In an age in which the majority of the world’s population is urbanized, cities are more than ever becoming focal sites of social change. Multiple economic and political strategies, employed by a variety of individual and collective actors, on a number of scales, constitute cities as contested spaces that hold opportunities as well as restrictions for their inhabitants. Since the beginning of the 21st century and even more so in the process and aftermath of the financial crisis of 2008, we observe the acceleration of endeavours by various social elites trying to label and brand cities as ‚successful’, ‚smart’ and ‚resilient’. On national and global scale an inter-urban competition has emerged that is changing urban landscapes and is having profound impacts on the life-chances of city inhabitants. This restructuring of cities is associated with ongoing processes of deindustrialisation, financialisation, and possibly, de-democratisation. However, cities are also the very spaces of protest, resistance and alternatives towards these transformations. With supra- and sub-national scales gaining importance and relevance, the city thus still holds opportunities for emancipation, alternative ways of living, and societal critique.
Cities and urban spaces have long been of central concern for sociology and sociological theory. Today, classical sociological questions about the city acquire new meaning: Are cities spaces of emanicipation, or do we observe a corrosion of citizenship rights that characterizes life in the modern city? Is the city the focus of societal transformation processes in urban environments or do they lose importance in shaping social reality and economic relationships? Furthermore, new questions urgently need to be asked: What is the impact of different historical phenomena such as neoliberal restructuring, financial and economic crises, or migration flows on the structure of contemporary cities as well as on the citizenship-rights of city inhabitants?

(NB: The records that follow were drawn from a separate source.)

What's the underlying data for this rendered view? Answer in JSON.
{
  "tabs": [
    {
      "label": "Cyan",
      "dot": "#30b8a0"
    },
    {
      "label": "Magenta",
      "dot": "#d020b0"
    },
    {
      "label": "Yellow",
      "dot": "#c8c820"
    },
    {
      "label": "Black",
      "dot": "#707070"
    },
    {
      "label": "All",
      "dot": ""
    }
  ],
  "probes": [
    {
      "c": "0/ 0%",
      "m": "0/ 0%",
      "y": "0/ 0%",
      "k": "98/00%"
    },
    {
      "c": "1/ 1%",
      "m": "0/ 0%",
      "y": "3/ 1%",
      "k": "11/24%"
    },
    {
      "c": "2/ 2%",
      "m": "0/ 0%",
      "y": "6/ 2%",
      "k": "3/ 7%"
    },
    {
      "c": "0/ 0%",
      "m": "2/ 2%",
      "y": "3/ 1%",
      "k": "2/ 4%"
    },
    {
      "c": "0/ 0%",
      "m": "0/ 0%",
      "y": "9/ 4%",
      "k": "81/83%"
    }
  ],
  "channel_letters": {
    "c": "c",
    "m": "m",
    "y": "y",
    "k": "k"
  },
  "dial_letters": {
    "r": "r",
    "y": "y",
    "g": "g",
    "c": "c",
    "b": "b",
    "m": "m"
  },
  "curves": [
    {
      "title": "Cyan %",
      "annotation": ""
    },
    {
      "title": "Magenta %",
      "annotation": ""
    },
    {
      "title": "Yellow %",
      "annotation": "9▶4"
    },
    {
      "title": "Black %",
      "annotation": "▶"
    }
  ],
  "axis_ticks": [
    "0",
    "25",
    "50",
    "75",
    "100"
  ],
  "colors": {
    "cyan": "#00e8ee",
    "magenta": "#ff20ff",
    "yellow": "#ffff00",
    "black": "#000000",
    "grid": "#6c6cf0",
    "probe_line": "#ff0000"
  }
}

For the conference „Successful Cities – Crises of Citizenship“ we bring together researchers from different disciplines and sub-fields to engage in a discussion on the current transformations of cities and their implications for an understanding of urban success, participation, quality of life and social cohesion. Combining and contrasting perspectives from political economy, sociology, (urban) geography, political sciences and law, the conference aims at analysing processes in and around cities in a critical manner, examining the power relations underneath and within different urban dynamics, and developing a rich and thorough understanding of contemporary urban Citizenship.